Recreational marijuana users in Oregon will have fewer places to legally buy cannabis starting in January.
Oregon voters approved recreational marijuana use for adults in 2014, but there was no place to legally buy it until October of the following year. That's when a law kicked in that allowed existing medical dispensaries to sell to people without medical marijuana cards.
That system gave the state time to set up a separate licensing system for recreational stores — administrated by the Oregon Liquor Control Commission — but the law allowing it expires at the end of this month.
Andre Ourso, manager of the medical marijuana program at the Oregon Health Authority, said medical dispensaries that continue to sell to recreational users could face fines, starting at $500 per violation.
"We will have a presence in the field and we will be dropping in and doing some spot checks on medical dispensaries to make sure that they are only selling to cardholders," said Ourso.
The change will affect more than 300 dispensaries.
As of mid-December there are fewer than 100 OLCC licensed recreational marijuana retailers in Oregon.

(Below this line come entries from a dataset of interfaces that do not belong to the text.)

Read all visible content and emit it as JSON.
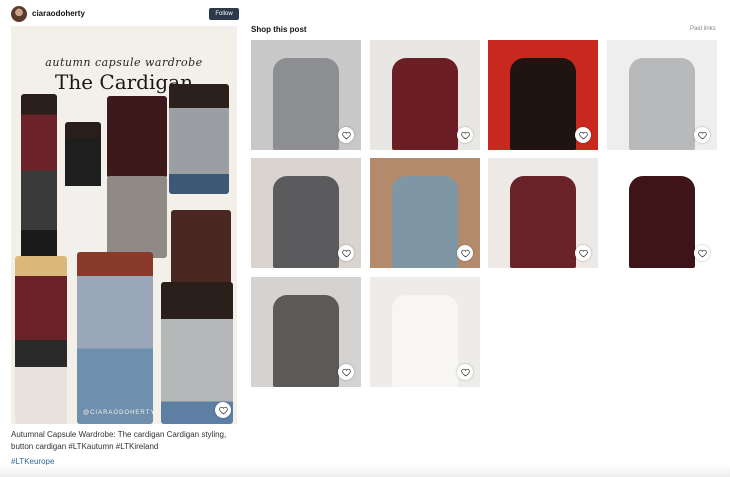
{
  "profile": {
    "username": "ciaraodoherty",
    "follow_label": "Follow"
  },
  "post": {
    "image_title_script": "autumn capsule wardrobe",
    "image_title": "The Cardigan",
    "image_watermark": "@CIARAODOHERTY",
    "caption": "Autumnal Capsule Wardrobe: The cardigan Cardigan styling, button cardigan #LTKautumn #LTKireland",
    "hashtag": "#LTKeurope"
  },
  "shop": {
    "title": "Shop this post",
    "paid_links_label": "Paid links",
    "products": [
      {
        "name": "grey-cardigan-jeans",
        "bg": "#c8c8c8",
        "main": "#8c8e92"
      },
      {
        "name": "burgundy-cardigan-bag",
        "bg": "#e9e7e4",
        "main": "#6b1f25"
      },
      {
        "name": "red-knit-closeup",
        "bg": "#c8281e",
        "main": "#1f1411"
      },
      {
        "name": "light-grey-cardigan",
        "bg": "#eeeeee",
        "main": "#b7b9ba"
      },
      {
        "name": "charcoal-cardigan-set",
        "bg": "#d9d4cf",
        "main": "#5b5a5c"
      },
      {
        "name": "blue-grey-cardigan-seated",
        "bg": "#b48a6d",
        "main": "#7f97a4"
      },
      {
        "name": "burgundy-cardigan-tote",
        "bg": "#ece9e6",
        "main": "#6a2229"
      },
      {
        "name": "burgundy-cardigan-flat",
        "bg": "#ffffff",
        "main": "#3e1418"
      },
      {
        "name": "grey-knit-sunglasses",
        "bg": "#d4d3d1",
        "main": "#5c5a57"
      },
      {
        "name": "white-cardigan-flat",
        "bg": "#eeece9",
        "main": "#f7f6f3"
      }
    ]
  },
  "colors": {
    "follow_bg": "#2b3a4a",
    "hashtag": "#2d6a9a"
  }
}
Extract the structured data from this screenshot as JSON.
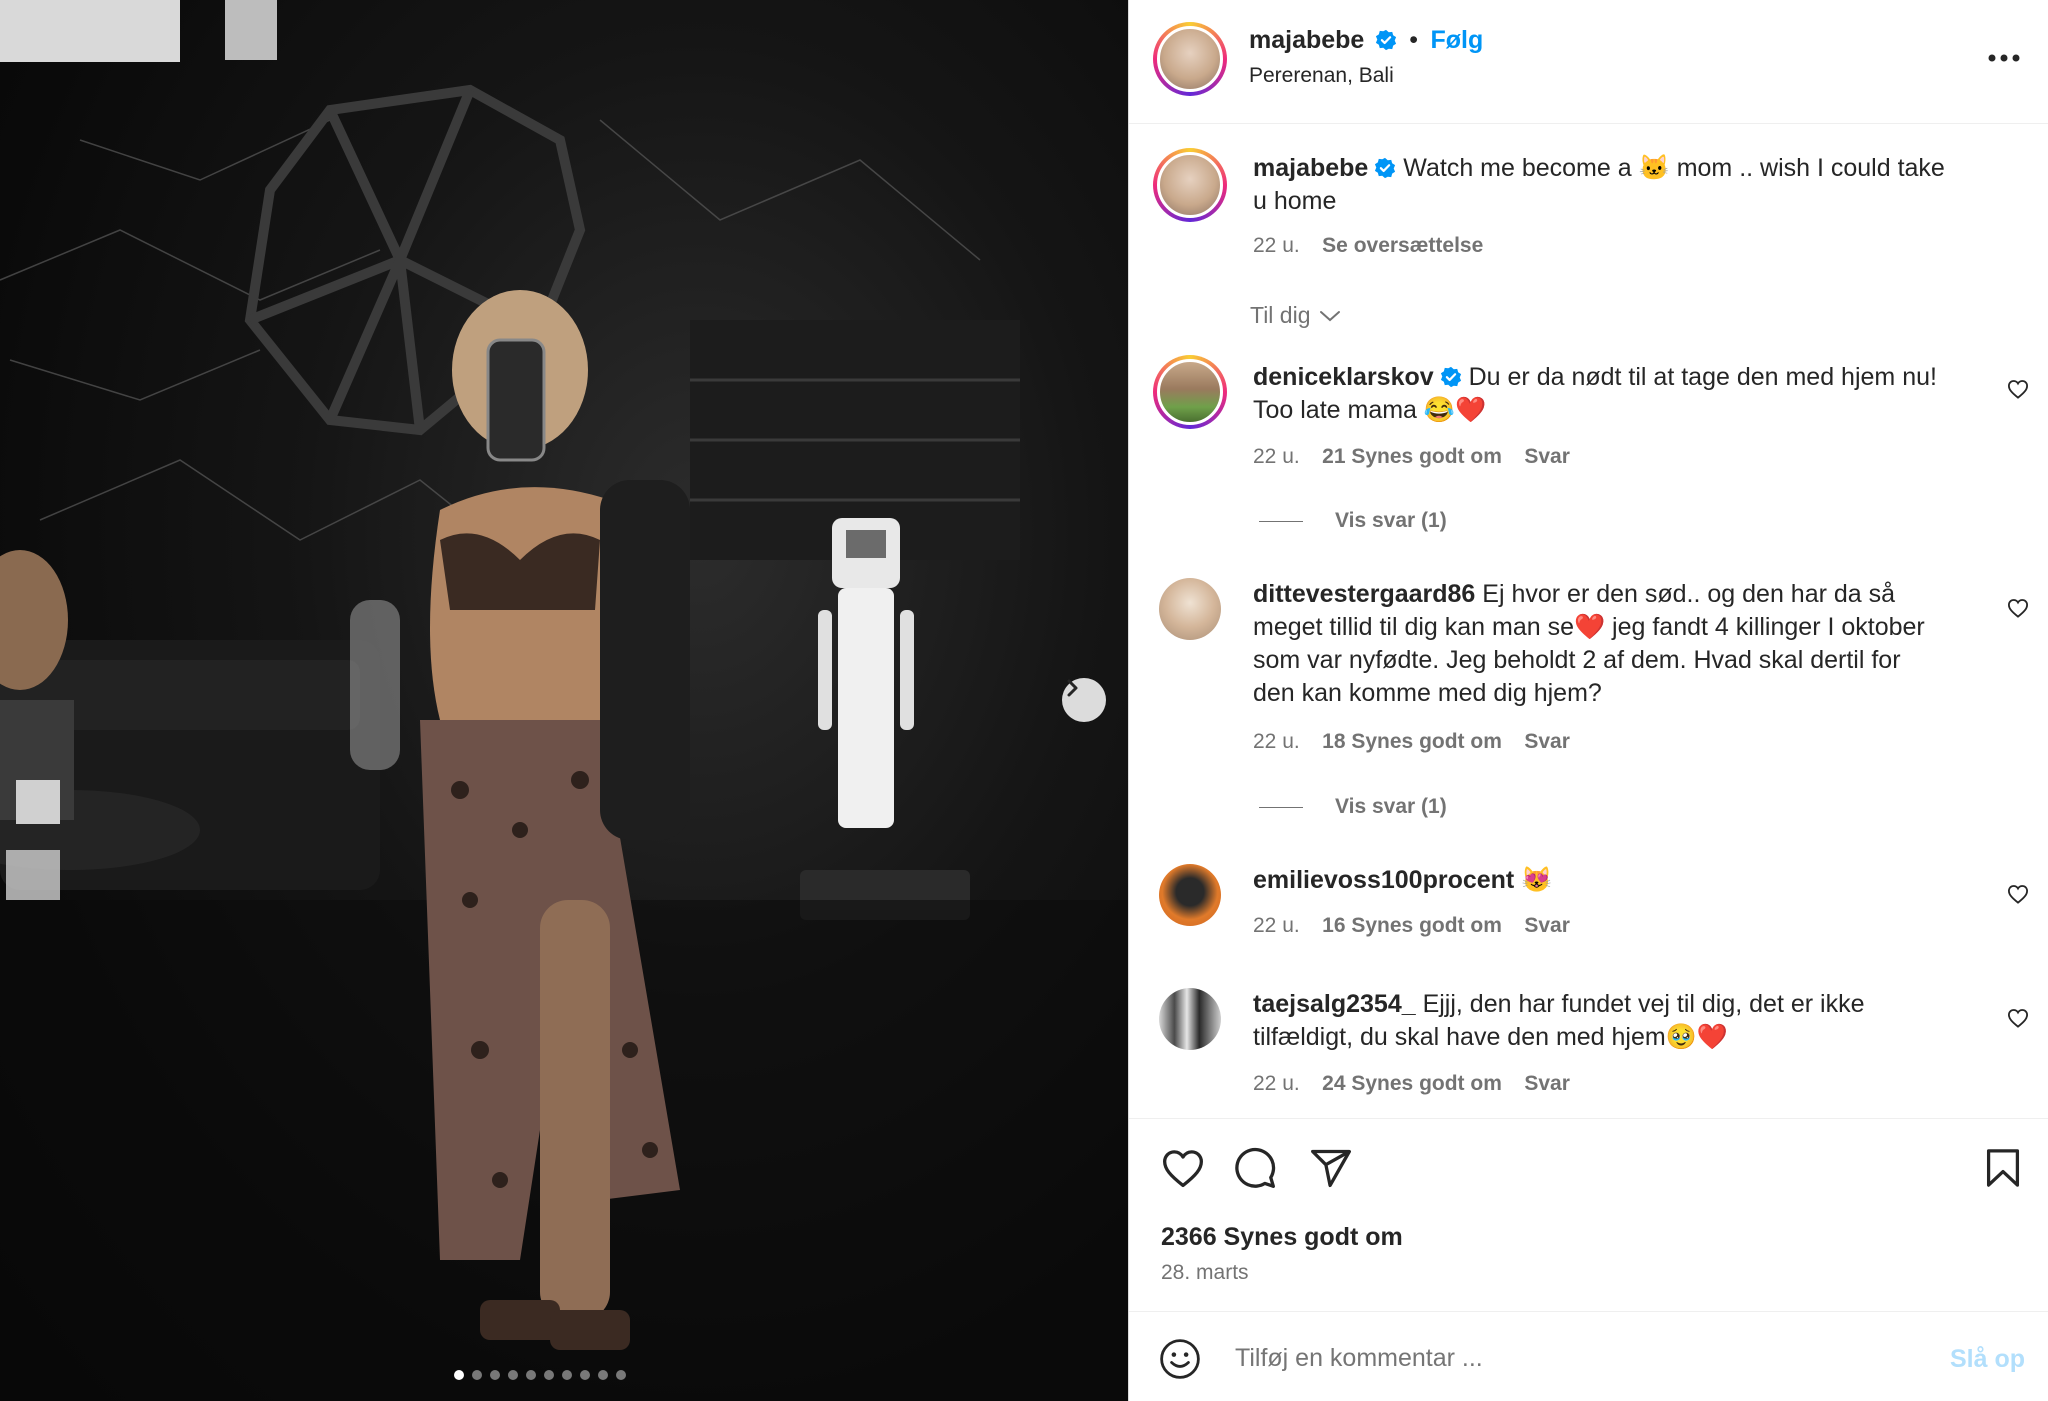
{
  "header": {
    "username": "majabebe",
    "follow_label": "Følg",
    "location": "Pererenan, Bali",
    "more_icon": "more-horizontal-icon"
  },
  "caption": {
    "username": "majabebe",
    "text_before": "Watch me become a",
    "emoji": "🐱",
    "text_after": "mom .. wish I could take",
    "text_line2": "u home",
    "time": "22 u.",
    "translate_label": "Se oversættelse"
  },
  "sort": {
    "label": "Til dig"
  },
  "comments": [
    {
      "username": "deniceklarskov",
      "verified": true,
      "line1": "Du er da nødt til at tage den med hjem nu!",
      "line2": "Too late mama 😂❤️",
      "time": "22 u.",
      "likes": "21 Synes godt om",
      "reply": "Svar",
      "view_replies": "Vis svar (1)"
    },
    {
      "username": "dittevestergaard86",
      "verified": false,
      "line1": "Ej hvor er den sød.. og den har da så",
      "line2": "meget tillid til dig kan man se❤️ jeg fandt 4 killinger I oktober",
      "line3": "som var nyfødte. Jeg beholdt 2 af dem. Hvad skal dertil for",
      "line4": "den kan komme med dig hjem?",
      "time": "22 u.",
      "likes": "18 Synes godt om",
      "reply": "Svar",
      "view_replies": "Vis svar (1)"
    },
    {
      "username": "emilievoss100procent",
      "verified": false,
      "line1": "😻",
      "time": "22 u.",
      "likes": "16 Synes godt om",
      "reply": "Svar"
    },
    {
      "username": "taejsalg2354_",
      "verified": false,
      "line1": "Ejjj, den har fundet vej til dig, det er ikke",
      "line2": "tilfældigt, du skal have den med hjem🥹❤️",
      "time": "22 u.",
      "likes": "24 Synes godt om",
      "reply": "Svar"
    }
  ],
  "post": {
    "likes": "2366 Synes godt om",
    "date": "28. marts"
  },
  "add_comment": {
    "placeholder": "Tilføj en kommentar ...",
    "post_label": "Slå op"
  },
  "carousel": {
    "total_slides": 10,
    "active_index": 0
  },
  "colors": {
    "accent": "#0095f6",
    "verified": "#0095f6",
    "text": "#262626",
    "muted": "#737373",
    "post_disabled": "#b2dffc"
  }
}
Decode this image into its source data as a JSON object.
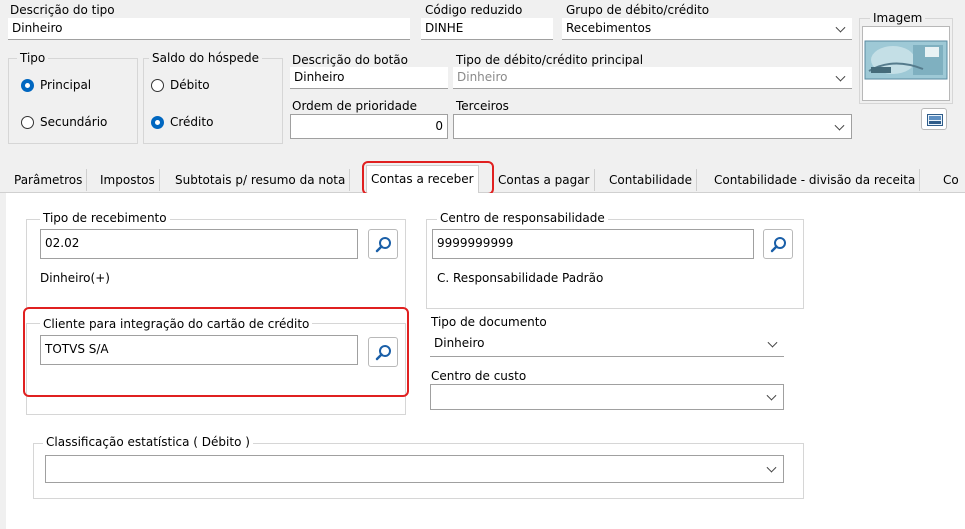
{
  "header": {
    "descricao_label": "Descrição do tipo",
    "descricao_value": "Dinheiro",
    "codigo_label": "Código reduzido",
    "codigo_value": "DINHE",
    "grupo_label": "Grupo de débito/crédito",
    "grupo_value": "Recebimentos",
    "imagem_label": "Imagem",
    "tipo_label": "Tipo",
    "tipo_options": [
      "Principal",
      "Secundário"
    ],
    "tipo_selected": "Principal",
    "saldo_label": "Saldo do hóspede",
    "saldo_options": [
      "Débito",
      "Crédito"
    ],
    "saldo_selected": "Crédito",
    "botao_label": "Descrição do botão",
    "botao_value": "Dinheiro",
    "tipo_principal_label": "Tipo de débito/crédito principal",
    "tipo_principal_value": "Dinheiro",
    "ordem_label": "Ordem de prioridade",
    "ordem_value": "0",
    "terceiros_label": "Terceiros",
    "terceiros_value": ""
  },
  "tabs": [
    {
      "label": "Parâmetros"
    },
    {
      "label": "Impostos"
    },
    {
      "label": "Subtotais p/ resumo da nota"
    },
    {
      "label": "Contas a receber"
    },
    {
      "label": "Contas a pagar"
    },
    {
      "label": "Contabilidade"
    },
    {
      "label": "Contabilidade - divisão da receita"
    },
    {
      "label": "Co"
    }
  ],
  "active_tab": "Contas a receber",
  "contas_receber": {
    "tipo_recebimento_label": "Tipo de recebimento",
    "tipo_recebimento_value": "02.02",
    "tipo_recebimento_desc": "Dinheiro(+)",
    "centro_resp_label": "Centro de responsabilidade",
    "centro_resp_value": "9999999999",
    "centro_resp_desc": "C. Responsabilidade Padrão",
    "cliente_label": "Cliente para integração do cartão de crédito",
    "cliente_value": "TOTVS S/A",
    "tipo_documento_label": "Tipo de documento",
    "tipo_documento_value": "Dinheiro",
    "centro_custo_label": "Centro de custo",
    "centro_custo_value": "",
    "classificacao_label": "Classificação estatística ( Débito )",
    "classificacao_value": ""
  },
  "colors": {
    "highlight": "#e02020",
    "radio_selected": "#0067c0"
  },
  "icons": [
    "search-icon",
    "chevron-down-icon",
    "image-picker-icon",
    "banknote-image"
  ]
}
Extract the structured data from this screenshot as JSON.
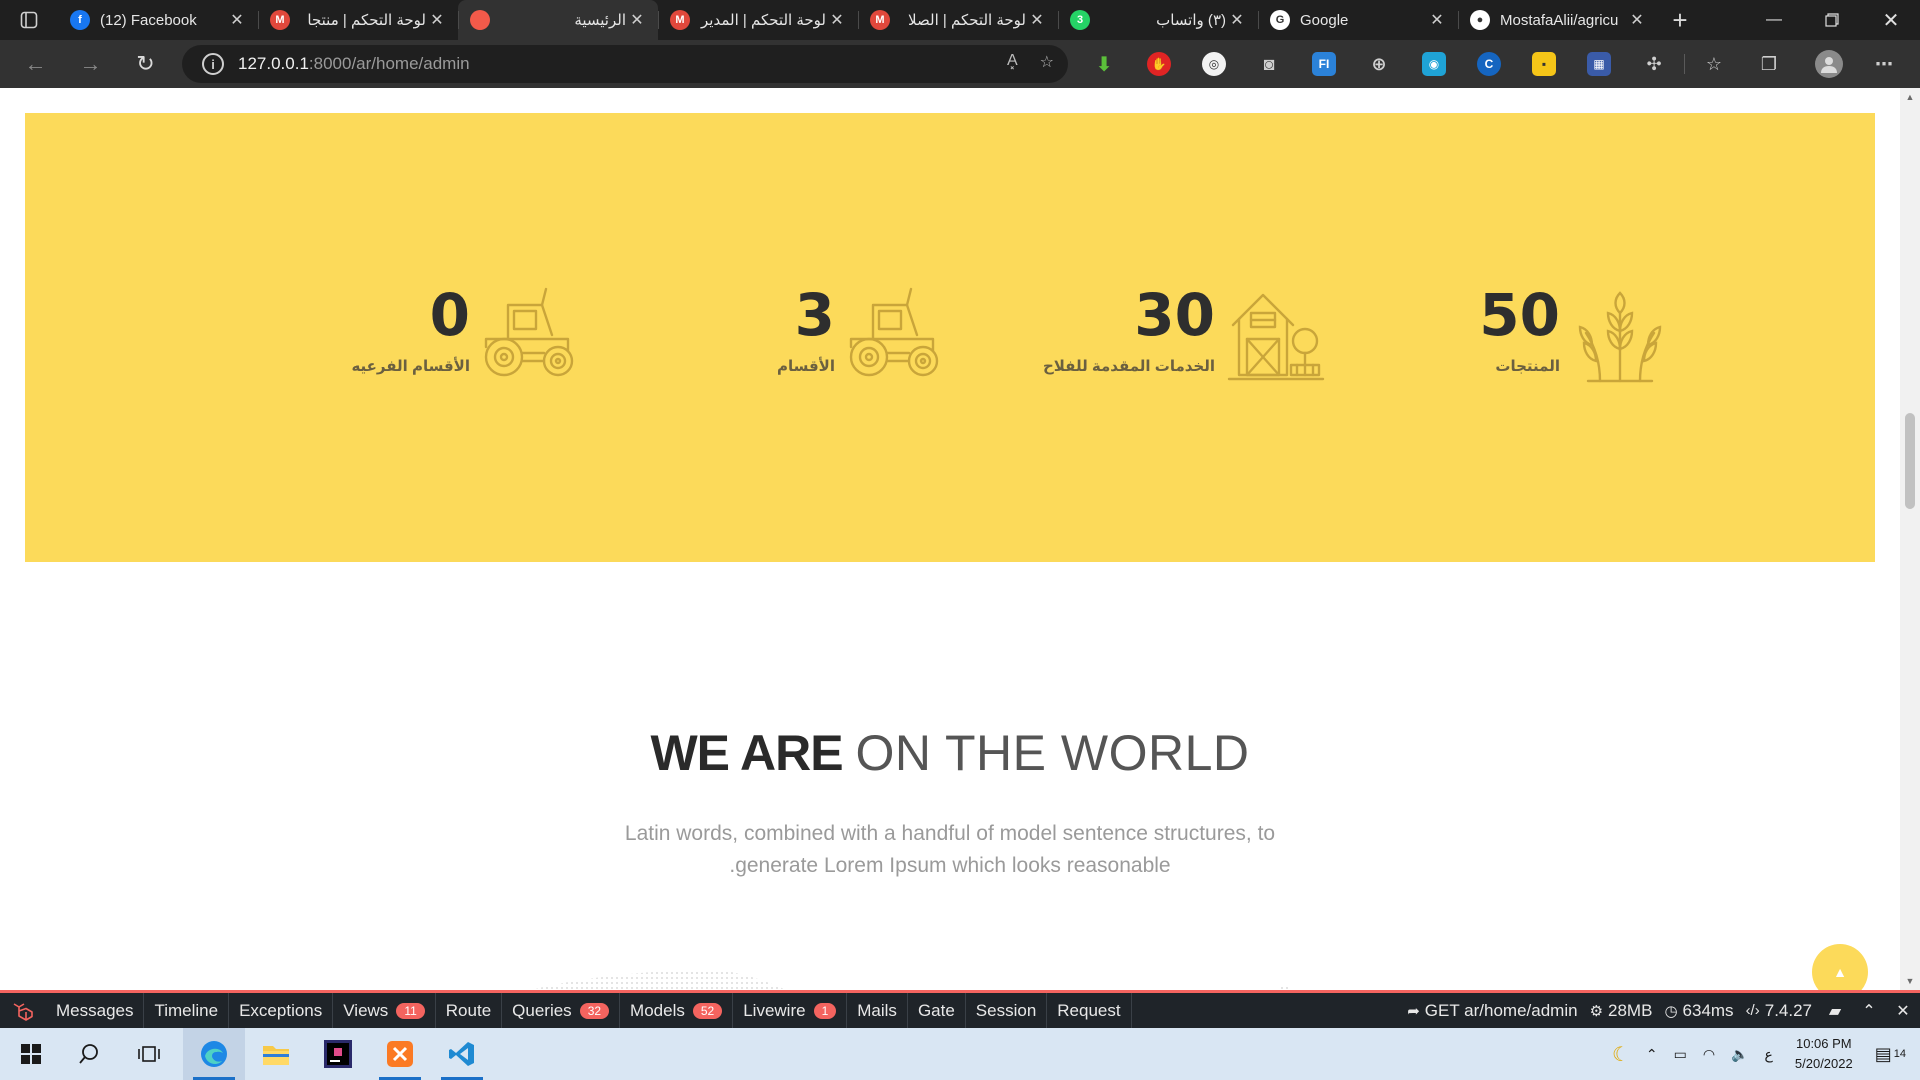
{
  "browser": {
    "tabs": [
      {
        "title": "(12) Facebook",
        "icon": "facebook-icon",
        "rtl": false,
        "active": false,
        "color": "#1877f2",
        "glyph": "f"
      },
      {
        "title": "لوحة التحكم | منتجا",
        "icon": "m-logo-icon",
        "rtl": true,
        "active": false,
        "color": "#e0483c",
        "glyph": "M"
      },
      {
        "title": "الرئيسية",
        "icon": "red-circle-icon",
        "rtl": true,
        "active": true,
        "color": "#f35a4a",
        "glyph": ""
      },
      {
        "title": "لوحة التحكم | المدير",
        "icon": "m-logo-icon",
        "rtl": true,
        "active": false,
        "color": "#e0483c",
        "glyph": "M"
      },
      {
        "title": "لوحة التحكم | الصلا",
        "icon": "m-logo-icon",
        "rtl": true,
        "active": false,
        "color": "#e0483c",
        "glyph": "M"
      },
      {
        "title": "(٣) واتساب",
        "icon": "whatsapp-icon",
        "rtl": true,
        "active": false,
        "color": "#25d366",
        "glyph": "3"
      },
      {
        "title": "Google",
        "icon": "google-icon",
        "rtl": false,
        "active": false,
        "color": "#ffffff",
        "glyph": "G"
      },
      {
        "title": "MostafaAlii/agricu",
        "icon": "github-icon",
        "rtl": false,
        "active": false,
        "color": "#ffffff",
        "glyph": "●"
      }
    ],
    "close_glyph": "✕",
    "new_tab_glyph": "+",
    "url_host": "127.0.0.1",
    "url_path": ":8000/ar/home/admin",
    "read_aloud_glyph": "A͓",
    "info_glyph": "i"
  },
  "stats": [
    {
      "number": "50",
      "label": "المنتجات",
      "icon": "wheat-icon"
    },
    {
      "number": "30",
      "label": "الخدمات المقدمة للفلاح",
      "icon": "farm-barn-icon"
    },
    {
      "number": "3",
      "label": "الأقسام",
      "icon": "tractor-icon"
    },
    {
      "number": "0",
      "label": "الأقسام الفرعيه",
      "icon": "tractor-icon"
    }
  ],
  "world": {
    "title_bold": "WE ARE",
    "title_light": "ON THE WORLD",
    "description": "Latin words, combined with a handful of model sentence structures, to generate Lorem Ipsum which looks reasonable."
  },
  "debugbar": {
    "tabs": [
      {
        "label": "Messages",
        "badge": ""
      },
      {
        "label": "Timeline",
        "badge": ""
      },
      {
        "label": "Exceptions",
        "badge": ""
      },
      {
        "label": "Views",
        "badge": "11"
      },
      {
        "label": "Route",
        "badge": ""
      },
      {
        "label": "Queries",
        "badge": "32"
      },
      {
        "label": "Models",
        "badge": "52"
      },
      {
        "label": "Livewire",
        "badge": "1"
      },
      {
        "label": "Mails",
        "badge": ""
      },
      {
        "label": "Gate",
        "badge": ""
      },
      {
        "label": "Session",
        "badge": ""
      },
      {
        "label": "Request",
        "badge": ""
      }
    ],
    "request": "GET ar/home/admin",
    "memory": "28MB",
    "time": "634ms",
    "php_version": "7.4.27",
    "accent": "#f4645f"
  },
  "taskbar": {
    "time": "10:06 PM",
    "date": "5/20/2022",
    "lang": "ع",
    "notifications": "14"
  },
  "colors": {
    "stats_bg": "#fcda5a",
    "icon_stroke": "#c9a53a"
  }
}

That number is expected to grow as more medical dispensaries apply for and are granted recreational retail licenses.
Businesses with recreational licenses — known as retail stores under the OLCC program, not dispensaries — can sell to medical marijuana patients, including some products that are not legal on the recreational market.
Medical marijuana dispensaries aren't likely to disappear entirely, however. In some parts of Oregon, local regulations prohibit recreational sales but allow medical sales.